DATA EXCERPTS:
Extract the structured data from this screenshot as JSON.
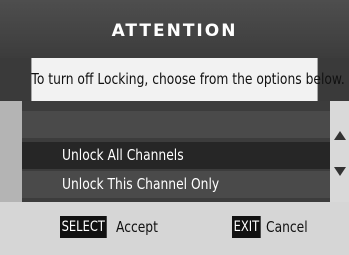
{
  "dialog": {
    "title": "ATTENTION",
    "message": "To turn off Locking, choose from the options below."
  },
  "options": [
    {
      "label": ""
    },
    {
      "label": "Unlock All Channels"
    },
    {
      "label": "Unlock This Channel Only"
    }
  ],
  "footer": {
    "select_key": "SELECT",
    "select_label": "Accept",
    "exit_key": "EXIT",
    "exit_label": "Cancel"
  },
  "icons": {
    "scroll_up": "triangle-up-icon",
    "scroll_down": "triangle-down-icon"
  },
  "colors": {
    "title_bg": "#444444",
    "message_bg": "#f2f2f2",
    "highlight_row": "#262626",
    "footer_bg": "#d6d6d6"
  }
}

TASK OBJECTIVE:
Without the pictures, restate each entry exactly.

RESPONSE BOX:
Extract the structured data from this screenshot as JSON.
{
  "dialog": {
    "title": "ATTENTION",
    "message": "To turn off Locking, choose from the options below."
  },
  "options": [
    {
      "label": ""
    },
    {
      "label": "Unlock All Channels"
    },
    {
      "label": "Unlock This Channel Only"
    }
  ],
  "footer": {
    "select_key": "SELECT",
    "select_label": "Accept",
    "exit_key": "EXIT",
    "exit_label": "Cancel"
  },
  "icons": {
    "scroll_up": "triangle-up-icon",
    "scroll_down": "triangle-down-icon"
  },
  "colors": {
    "title_bg": "#444444",
    "message_bg": "#f2f2f2",
    "highlight_row": "#262626",
    "footer_bg": "#d6d6d6"
  }
}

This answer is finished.